Generally, the best way to protect yourself is to notify others: reach out to a family member, friend, co-worker, or other trusted individual.  Making a professional abuse complaint through a formal process is a way to notify even more people, especially those who have the authority to make changes.  Also, for some people there is no one but the complaint process; it’s their only form of protection.

It is important to speak out when a situation has become too close or twisted for the patent (client, student, or similar) to be able to effectively address on his or her own.

Report a trusted advisor or helping professional for any of the following:

  • Sexual contact with a patient
  • Violating the patient’s confidentiality
  • Providing services for which the individual has not been trained or licensed
  • Drug abuse
  • Fraud or other crimes
  • False advertising
  • Paying or accepting payment for patient referral
  • Unprofessional, unethical, or negligent acts
  • Focusing therapy on the licensee’s/registrant’s own problems, rather than the patient’s
  • Serving in multiple roles, i.e., having social relationships with patients, lending them money, employing them, etc.

Adapted from California Board of Psychology What Types of Complaints Does the Board Handle? and the Medical Board of California Complaint Information

Know your options

There are several options for a person who has experienced abuse by a trusted advisor.

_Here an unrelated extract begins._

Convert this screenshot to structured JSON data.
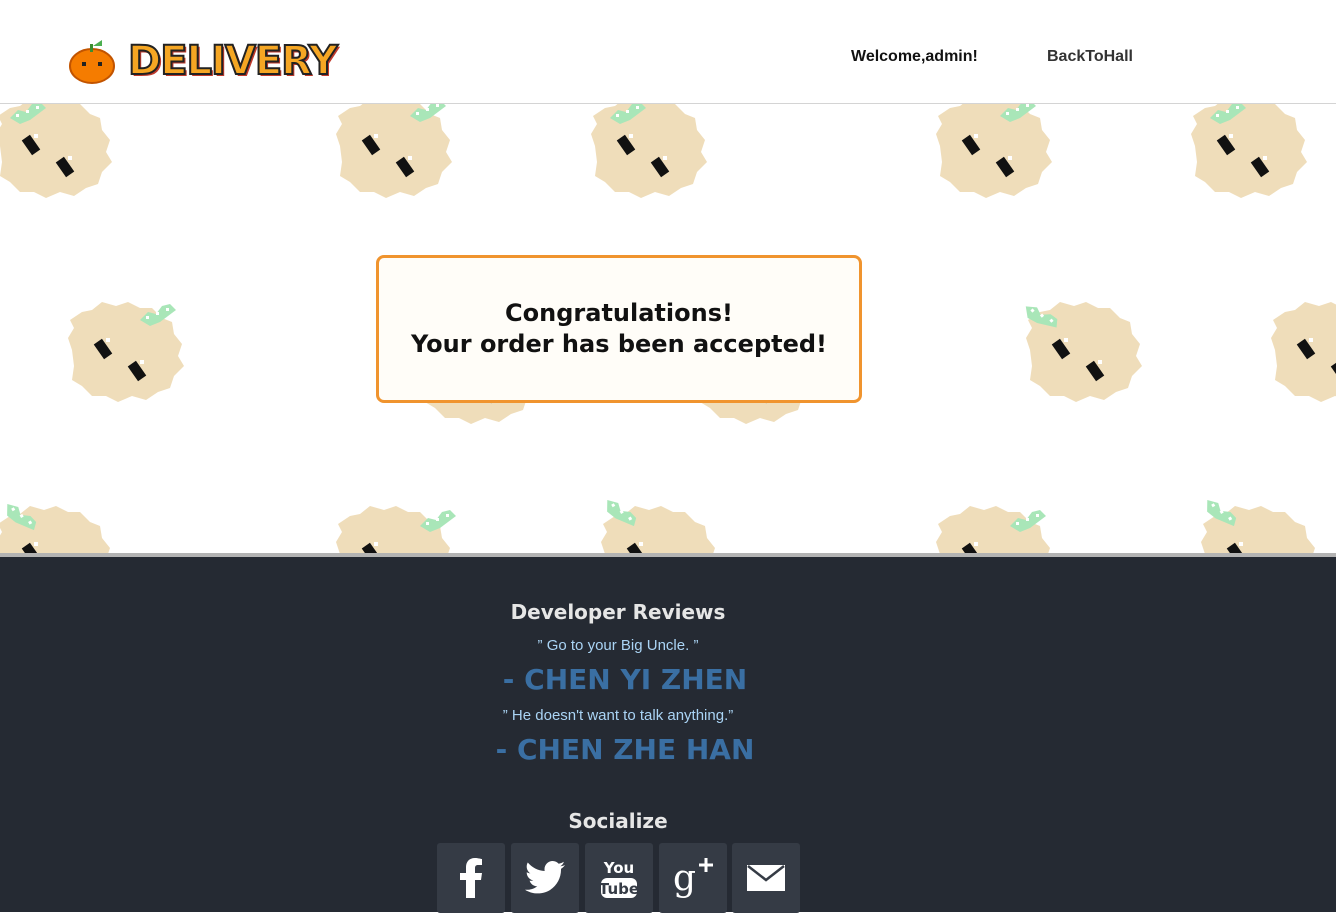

Knowing one’s entire list of choices will ultimately enable victims of abuse to take the most appropriate action route.

  • Learn about your rights.
  • Visit or call your local county law library. (In California see
  • Make a written log of all the incidents with date, time, any witnesses and locations.
  • Write the ex-advisor stating specific complaints.
  • Call the ex-advisor to discuss the complaints.
  • Notify the employer, agency director, or church hierarchy.
  • Request a mediation session with a qualified mediator.
  • Arrange for private compensation for damages.
  • Report to county patient advocacy office or state authorities.
  • File a licensure complaint.
  • File a complaint with the ethics committee of a professional association.
  • File a complaint with the Better Business Bureau.
  • File a civil suit for damages.
  • File a criminal complaint to law enforcement.
  • Seek out advocacy groups or peers who have suffered similarly.
  • Seek compensation from the state victims’ fund: California Victim Compensation Fund.
  • Do nothing at all.